Special Issue on Current Status and Prospects of Amusement Robots
Professor University of Electro-Communications 1-5-1, Chofugaoka, Chofu, Tokyo 182, Japan
Published:December 20, 1992

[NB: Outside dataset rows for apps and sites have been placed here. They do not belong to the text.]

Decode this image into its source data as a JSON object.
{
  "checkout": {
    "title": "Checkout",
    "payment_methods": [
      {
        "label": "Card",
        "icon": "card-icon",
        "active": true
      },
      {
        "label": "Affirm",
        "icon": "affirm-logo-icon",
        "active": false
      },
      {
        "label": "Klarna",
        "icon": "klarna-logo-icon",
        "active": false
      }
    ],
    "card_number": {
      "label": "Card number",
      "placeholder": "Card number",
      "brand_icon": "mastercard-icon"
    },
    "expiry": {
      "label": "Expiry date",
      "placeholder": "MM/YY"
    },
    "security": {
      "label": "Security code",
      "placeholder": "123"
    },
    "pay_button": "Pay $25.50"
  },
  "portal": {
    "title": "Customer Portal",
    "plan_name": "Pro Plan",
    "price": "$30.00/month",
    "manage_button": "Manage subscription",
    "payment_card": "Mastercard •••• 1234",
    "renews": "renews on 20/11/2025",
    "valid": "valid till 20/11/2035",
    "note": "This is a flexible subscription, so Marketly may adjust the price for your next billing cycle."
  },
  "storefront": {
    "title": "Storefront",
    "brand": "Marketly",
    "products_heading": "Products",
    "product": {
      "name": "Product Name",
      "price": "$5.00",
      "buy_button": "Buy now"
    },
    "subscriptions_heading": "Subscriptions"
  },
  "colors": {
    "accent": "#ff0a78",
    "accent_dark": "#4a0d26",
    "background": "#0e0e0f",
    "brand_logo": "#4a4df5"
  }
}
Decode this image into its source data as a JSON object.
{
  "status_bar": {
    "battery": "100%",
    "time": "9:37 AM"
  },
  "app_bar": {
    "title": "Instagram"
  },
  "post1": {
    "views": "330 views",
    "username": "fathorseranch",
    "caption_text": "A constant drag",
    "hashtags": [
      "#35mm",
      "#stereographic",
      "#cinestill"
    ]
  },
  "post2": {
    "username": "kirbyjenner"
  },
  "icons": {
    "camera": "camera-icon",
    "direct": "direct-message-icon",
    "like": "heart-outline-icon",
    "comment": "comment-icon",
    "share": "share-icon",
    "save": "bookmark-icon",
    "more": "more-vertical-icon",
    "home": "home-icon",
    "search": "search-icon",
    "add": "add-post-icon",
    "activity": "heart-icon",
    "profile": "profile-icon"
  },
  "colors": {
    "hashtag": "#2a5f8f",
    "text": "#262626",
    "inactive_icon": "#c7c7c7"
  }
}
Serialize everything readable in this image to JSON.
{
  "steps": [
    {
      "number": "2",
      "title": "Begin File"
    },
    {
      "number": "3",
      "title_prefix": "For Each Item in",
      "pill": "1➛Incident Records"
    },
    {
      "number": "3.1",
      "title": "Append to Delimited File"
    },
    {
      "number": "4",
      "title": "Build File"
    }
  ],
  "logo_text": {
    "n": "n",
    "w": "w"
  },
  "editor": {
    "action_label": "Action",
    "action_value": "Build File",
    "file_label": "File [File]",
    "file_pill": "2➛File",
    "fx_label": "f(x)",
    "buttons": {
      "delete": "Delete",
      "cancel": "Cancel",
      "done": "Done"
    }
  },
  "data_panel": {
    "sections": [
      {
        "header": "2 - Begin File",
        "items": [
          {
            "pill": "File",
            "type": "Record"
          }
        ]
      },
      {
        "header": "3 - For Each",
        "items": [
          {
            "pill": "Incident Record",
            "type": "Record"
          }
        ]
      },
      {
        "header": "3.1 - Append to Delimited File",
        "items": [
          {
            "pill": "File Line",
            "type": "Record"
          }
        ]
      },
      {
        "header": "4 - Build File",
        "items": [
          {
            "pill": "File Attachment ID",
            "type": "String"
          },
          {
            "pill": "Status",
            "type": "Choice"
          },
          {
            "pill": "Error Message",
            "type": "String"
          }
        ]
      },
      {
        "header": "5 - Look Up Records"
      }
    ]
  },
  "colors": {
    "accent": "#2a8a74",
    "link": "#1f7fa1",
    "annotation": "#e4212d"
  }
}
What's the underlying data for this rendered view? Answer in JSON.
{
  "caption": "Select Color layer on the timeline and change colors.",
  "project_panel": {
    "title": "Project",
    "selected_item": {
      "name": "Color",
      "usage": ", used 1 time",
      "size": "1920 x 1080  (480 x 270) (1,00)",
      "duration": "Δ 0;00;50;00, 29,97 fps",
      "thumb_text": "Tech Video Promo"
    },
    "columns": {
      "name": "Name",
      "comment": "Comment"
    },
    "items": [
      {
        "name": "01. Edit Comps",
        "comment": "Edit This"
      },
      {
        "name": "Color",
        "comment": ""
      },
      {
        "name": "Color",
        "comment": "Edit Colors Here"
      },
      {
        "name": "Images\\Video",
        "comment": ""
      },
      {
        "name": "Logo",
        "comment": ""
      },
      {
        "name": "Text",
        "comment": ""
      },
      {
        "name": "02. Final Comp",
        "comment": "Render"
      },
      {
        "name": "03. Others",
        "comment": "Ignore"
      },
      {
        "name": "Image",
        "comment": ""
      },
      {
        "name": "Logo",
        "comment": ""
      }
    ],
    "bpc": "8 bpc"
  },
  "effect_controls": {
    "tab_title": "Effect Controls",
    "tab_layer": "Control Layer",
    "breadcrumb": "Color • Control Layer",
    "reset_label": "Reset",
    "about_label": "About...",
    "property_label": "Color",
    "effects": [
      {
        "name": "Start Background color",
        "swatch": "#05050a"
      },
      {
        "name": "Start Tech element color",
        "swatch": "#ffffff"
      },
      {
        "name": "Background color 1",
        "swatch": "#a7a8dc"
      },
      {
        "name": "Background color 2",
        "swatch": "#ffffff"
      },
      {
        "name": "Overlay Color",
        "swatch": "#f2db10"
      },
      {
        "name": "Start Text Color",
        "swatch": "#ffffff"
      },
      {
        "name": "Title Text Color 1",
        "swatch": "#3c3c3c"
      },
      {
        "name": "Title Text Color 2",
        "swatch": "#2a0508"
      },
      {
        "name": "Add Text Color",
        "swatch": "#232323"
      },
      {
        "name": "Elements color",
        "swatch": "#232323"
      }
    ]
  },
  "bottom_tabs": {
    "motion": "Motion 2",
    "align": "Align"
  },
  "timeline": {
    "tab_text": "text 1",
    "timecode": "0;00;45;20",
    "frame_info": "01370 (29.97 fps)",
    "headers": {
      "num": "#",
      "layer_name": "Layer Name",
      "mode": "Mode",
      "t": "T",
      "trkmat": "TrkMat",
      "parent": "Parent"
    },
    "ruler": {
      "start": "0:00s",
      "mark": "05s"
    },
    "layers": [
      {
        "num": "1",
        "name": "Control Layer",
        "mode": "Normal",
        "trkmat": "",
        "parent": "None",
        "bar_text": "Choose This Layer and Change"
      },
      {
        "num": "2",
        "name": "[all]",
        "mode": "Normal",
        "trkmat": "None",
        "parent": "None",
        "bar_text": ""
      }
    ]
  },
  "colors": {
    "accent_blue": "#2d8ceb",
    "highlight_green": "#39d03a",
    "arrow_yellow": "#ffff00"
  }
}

Manipulating robots that have been developed to replace the functions of human hands have successfully achieved the objectives of industrial robots; more than 400,000 of such robots are currently in operation, primarily in production lines of factories worldwide. Furthermore, robots with locomotive functions, i.e. autonomous ground vehicles and mobile robots, are being widely used in both production and non-production environments. Actually a great number of mobile robots are operating in non-production environments. Examples are robots for service applications in offices, hospitals, and homes; safety guard robots; maintenance and supervision robots; firefighting robots; emergency rescue robots; hazard prevention robots; space robots; and educational robots. These robots, whether they are intended for production or non-production use, make a significant contribution to mankind by performing some useful jobs or by accomplishing some useful duties in place of humans; thus, relieving humans of hard labor. In addition to the above robots, researchers, have developed many robots that belong to the conceptual classification of amusement robots. These robots do not perform any useful work or tasks in place of humans; however, they amuse the people who watch them play games or who manipulate them. Many automata that imitate the actions of humans have been developed both in Europe and in Japan. Such robots can be considered as prototypes of amusement robots. Included in the anthropomorphic automata developed in Europe are automatic puppets that play musical instruments, write letters, or draw pictures, dance, or something of the like. Similarly in Japan, since approximately 300 years ago, various types of automata called karakuri-puppets have been developed, and these puppets fascinate naive audiences even today by playing elegant dramas or performing some acrobatic feats at festivals held at shrines and temples. In Japan in 1796, Yorinao Hosokawa published an excellent technical book on the mechanisms and design of the karakuri-puppets. Today, thanks to the progress of microcomputers, a large number of performance robots have been developed that replace the functions of human being and animals or can perform behaviors that no animate creatures can do. Various types of robot contests have already been held including micromouse, tennis matches, ball-collection contests, and water-dipping contests. It is expected that international robot Olympiads for the contests of advanced technology and intelligence are expected to be held in the future. The progress of contest robots of the highest technical level will contribute to the progress of robot technology. People of all ages, from infants to old men and women, would be able to entertain themselves by playing with robots and could share emotion with the robots if people can develop various types of such amusement robots that can appeal to the feelings of people. Furthermore, robots can provide people with mental satisfaction as well as can be the consultants and friends of them. Amusement robots must stimulate the imaginations of young researchers, contributing to the progress of robotics. Consequently, the development of robots that are extremely similar to human being will be the next target.
Cite this article as:K. Yamafuji, “Special Issue on Current Status and Prospects of Amusement Robots,” J. Robot. Mechatron., Vol.4 No.6, p. 461, 1992.Data files: